Editor's note: This is the fifth in a six-day series of stories on the 100-year history of the Mail Tribune, which first published on Nov. 1, 1909.
Putting out a newspaper is serious business, and the news can sometimes be depressing. But there are lighter moments that help compensate. Longtime news staffers at the Mail Tribune remember their share.
Like the time an obituary for a prominent Medford resident announced that a certain funeral home would be "in charge of refreshments."
Another lighter moment involved a request from the New York Times. One of their photo editors asked if the Mail Tribune could supply a photo of the Rogue River Rooster Crow to go with a story they had planned.
The paper agreed, and one of the staff members working the night shift after the Rooster Crow got the picture ready to transmit and called the San Francisco bureau of United Press International, which was supposed to relay the picture to New York. He explained who he was and what the photo was about. Silence greeted him. Finally, a puzzled voice responded: "The Rogue River WHAT?"
Then there was the time the Mail Tribune ran a story about a local nudist park's plans for a Halloween costume party. Late night TV talk show host Johnny Carson picked up on it and made the news part of his "Tonight Show" monologue. He'd paint a stripe down his back, said Carson, and go as "the open road."
Political activities have produced some lighter moments as well. In the mid-1960s, a reporter covered a Democratic platform committee meeting at which proposed planks were being read aloud. Someone handed a sheet to a committee member who had just arrived and wasn't familiar with its contents. With great seriousness, he proclaimed, "We Democrats believe that the sales tax is not a pancreas."
Reader reactions to articles can provide some humorous memories. In the 1960s, the Mail Tribune news staff put together a story predicting a bright economic future for businesses in the downtown area. After it appeared, a leading business owner remarked to one of the reporters: "That sure was a great story. I didn't believe a word of it, but it was a great story."
Headline writing is quite an art form. Sometimes the perfect headline pops right into your brain. Other times you struggle. Sometimes the head winds up with a meaning you did not intend.
On one occasion a copy editor was handling a story about the Phoenix School Board's plans for a meeting to go over future building construction needs. Most headlines need to contain short punchy words in order to fit. So he tried to say something like: "Phoenix school needs to be discussed." That wouldn't fit in the allotted space, so his final headline read: "Phoenix school needs to be aired."
On another occasion, a classified ad appeared in the newspaper, under pets for sale, headlined "Big Ole Puppies." The next day, a correction had been made. The ad read "Beagle Puppies."

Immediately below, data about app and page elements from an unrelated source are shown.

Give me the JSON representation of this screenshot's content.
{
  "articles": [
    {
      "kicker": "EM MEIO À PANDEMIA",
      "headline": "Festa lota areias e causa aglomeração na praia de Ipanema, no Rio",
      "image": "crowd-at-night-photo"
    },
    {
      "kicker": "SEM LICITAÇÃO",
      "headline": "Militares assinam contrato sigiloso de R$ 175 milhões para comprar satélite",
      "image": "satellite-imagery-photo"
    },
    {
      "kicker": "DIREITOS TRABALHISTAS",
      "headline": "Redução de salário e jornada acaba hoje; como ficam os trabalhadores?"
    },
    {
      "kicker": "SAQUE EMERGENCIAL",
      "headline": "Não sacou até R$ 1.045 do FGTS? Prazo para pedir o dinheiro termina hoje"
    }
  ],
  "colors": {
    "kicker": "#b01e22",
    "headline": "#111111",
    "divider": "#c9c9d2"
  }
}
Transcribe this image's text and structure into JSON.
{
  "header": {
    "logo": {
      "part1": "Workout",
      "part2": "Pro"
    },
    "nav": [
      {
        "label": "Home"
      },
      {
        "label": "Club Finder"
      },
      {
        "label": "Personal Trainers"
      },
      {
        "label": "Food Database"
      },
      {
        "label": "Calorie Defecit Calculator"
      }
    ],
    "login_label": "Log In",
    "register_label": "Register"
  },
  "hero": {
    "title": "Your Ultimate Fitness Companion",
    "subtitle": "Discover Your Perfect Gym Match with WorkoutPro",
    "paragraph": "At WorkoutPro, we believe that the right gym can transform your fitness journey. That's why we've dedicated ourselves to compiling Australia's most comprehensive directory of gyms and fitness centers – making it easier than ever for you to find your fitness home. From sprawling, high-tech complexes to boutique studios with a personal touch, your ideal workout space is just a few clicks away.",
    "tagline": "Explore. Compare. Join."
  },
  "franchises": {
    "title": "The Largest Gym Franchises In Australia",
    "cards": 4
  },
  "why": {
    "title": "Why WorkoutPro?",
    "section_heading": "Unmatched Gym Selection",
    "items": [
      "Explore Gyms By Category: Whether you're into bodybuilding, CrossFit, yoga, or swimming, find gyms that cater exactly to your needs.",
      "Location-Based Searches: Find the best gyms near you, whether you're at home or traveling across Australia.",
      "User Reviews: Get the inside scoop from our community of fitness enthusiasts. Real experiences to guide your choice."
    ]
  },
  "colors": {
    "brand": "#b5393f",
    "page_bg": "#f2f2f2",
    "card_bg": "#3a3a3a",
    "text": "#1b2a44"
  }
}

It doesn't happen every year, but often the Rogue Valley experiences a "false spring" in early February, with temperatures creeping up near or past 70 for a few days. One year when that happened, much of Florida experienced a cold snap. A few days later someone sent the Mail Tribune a front page from a Florida newspaper. Its headline read: "The final indignity: Medford, Ore., basks in 73 degrees."
Sometimes, humorous incidents are reported by Mail Tribune readers. One told of the time he was in an Ashland restaurant when some extra food samples started to arrive at his table — a dish here, a dish there, items he had not ordered. He didn't say anything at first, but finally decided he'd better, lest he be charged for food he had not requested. "You are Cleve Twitchell, aren't you?" the food server asked.

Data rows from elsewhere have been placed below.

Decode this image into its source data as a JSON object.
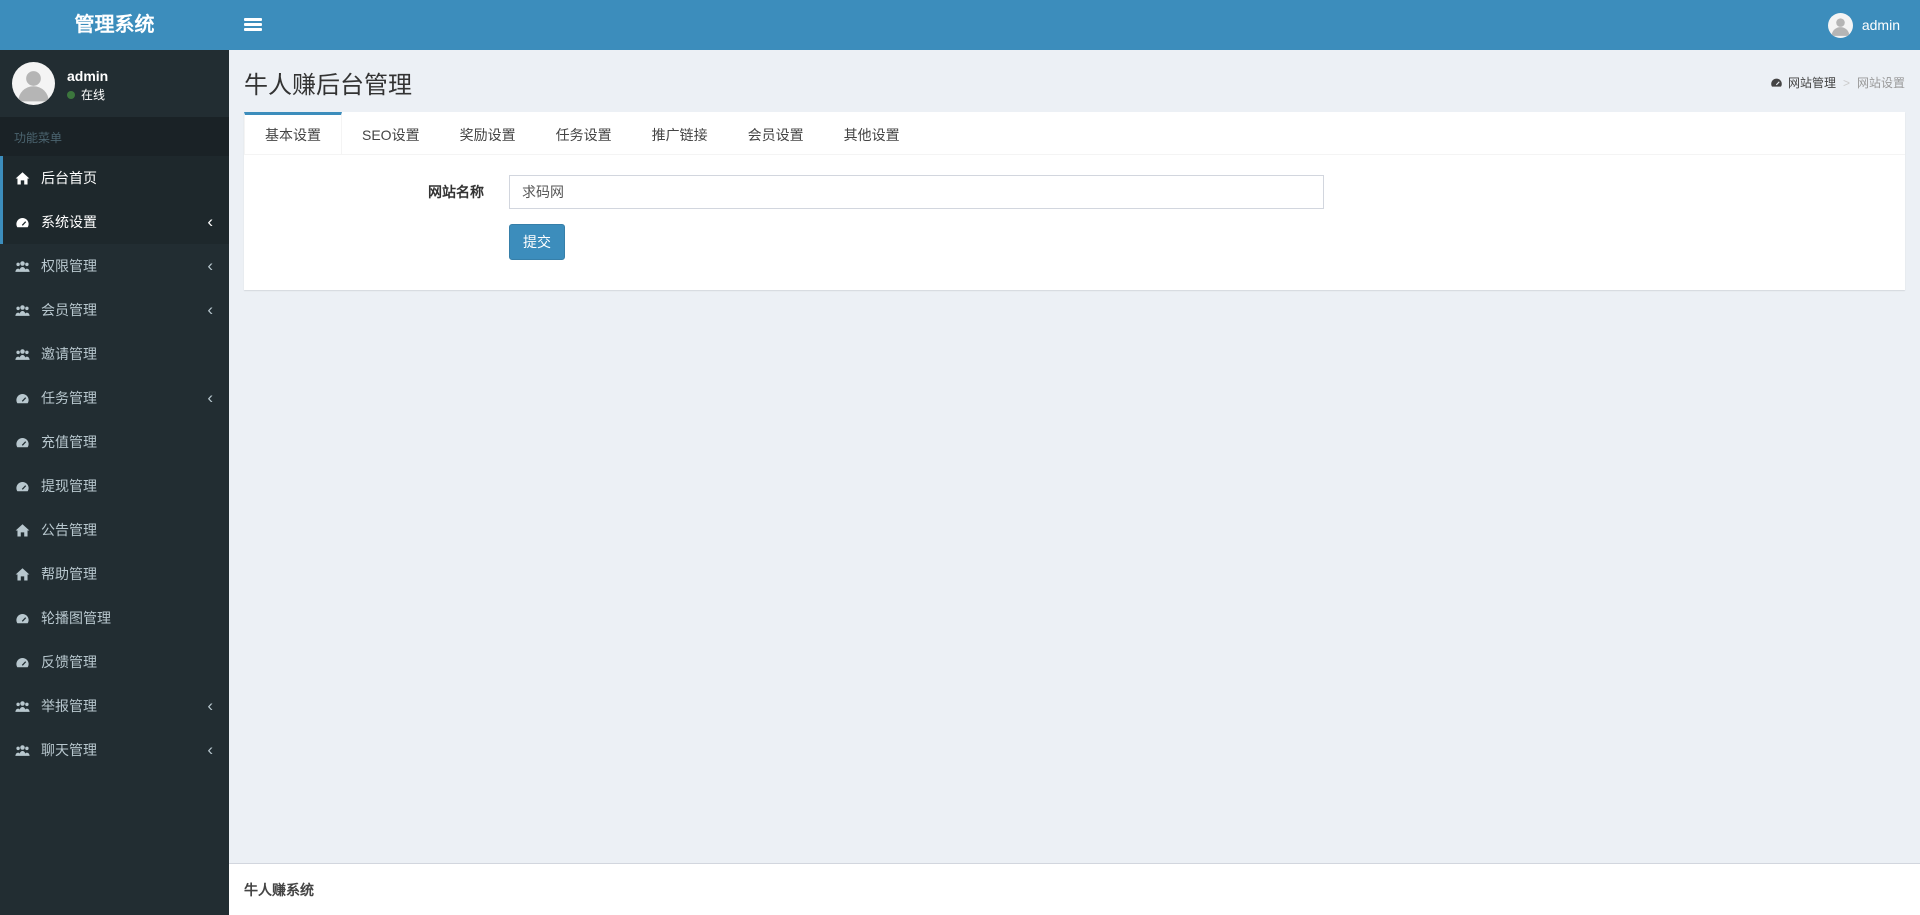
{
  "header": {
    "logo": "管理系统",
    "user_name": "admin"
  },
  "sidebar": {
    "user": {
      "name": "admin",
      "status": "在线"
    },
    "section_label": "功能菜单",
    "items": [
      {
        "label": "后台首页",
        "icon": "home-icon",
        "active": true,
        "has_submenu": false
      },
      {
        "label": "系统设置",
        "icon": "dashboard-icon",
        "active": true,
        "has_submenu": true
      },
      {
        "label": "权限管理",
        "icon": "users-icon",
        "active": false,
        "has_submenu": true
      },
      {
        "label": "会员管理",
        "icon": "users-icon",
        "active": false,
        "has_submenu": true
      },
      {
        "label": "邀请管理",
        "icon": "users-icon",
        "active": false,
        "has_submenu": false
      },
      {
        "label": "任务管理",
        "icon": "dashboard-icon",
        "active": false,
        "has_submenu": true
      },
      {
        "label": "充值管理",
        "icon": "dashboard-icon",
        "active": false,
        "has_submenu": false
      },
      {
        "label": "提现管理",
        "icon": "dashboard-icon",
        "active": false,
        "has_submenu": false
      },
      {
        "label": "公告管理",
        "icon": "home-icon",
        "active": false,
        "has_submenu": false
      },
      {
        "label": "帮助管理",
        "icon": "home-icon",
        "active": false,
        "has_submenu": false
      },
      {
        "label": "轮播图管理",
        "icon": "dashboard-icon",
        "active": false,
        "has_submenu": false
      },
      {
        "label": "反馈管理",
        "icon": "dashboard-icon",
        "active": false,
        "has_submenu": false
      },
      {
        "label": "举报管理",
        "icon": "users-icon",
        "active": false,
        "has_submenu": true
      },
      {
        "label": "聊天管理",
        "icon": "users-icon",
        "active": false,
        "has_submenu": true
      }
    ],
    "chevron_glyph": "‹"
  },
  "main": {
    "title": "牛人赚后台管理",
    "breadcrumb": {
      "parent": "网站管理",
      "separator": ">",
      "current": "网站设置"
    },
    "tabs": [
      {
        "label": "基本设置",
        "active": true
      },
      {
        "label": "SEO设置",
        "active": false
      },
      {
        "label": "奖励设置",
        "active": false
      },
      {
        "label": "任务设置",
        "active": false
      },
      {
        "label": "推广链接",
        "active": false
      },
      {
        "label": "会员设置",
        "active": false
      },
      {
        "label": "其他设置",
        "active": false
      }
    ],
    "form": {
      "site_name_label": "网站名称",
      "site_name_value": "求码网",
      "submit_label": "提交"
    }
  },
  "footer": {
    "text": "牛人赚系统"
  },
  "colors": {
    "accent": "#3c8dbc",
    "accent_dark": "#367fa9",
    "sidebar_bg": "#222d32",
    "sidebar_active_bg": "#1e282c",
    "sidebar_text": "#b8c7ce",
    "content_bg": "#ecf0f5",
    "online_dot": "#3c763d"
  }
}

The man did look a little like the author of the newspaper's dining column, but he had to admit that he was not. The extra food stopped coming.
Now retired, Cleve Twitchell was a member of the Mail Tribune news staff from 1961 to 2002. E-mail him at email@example.com.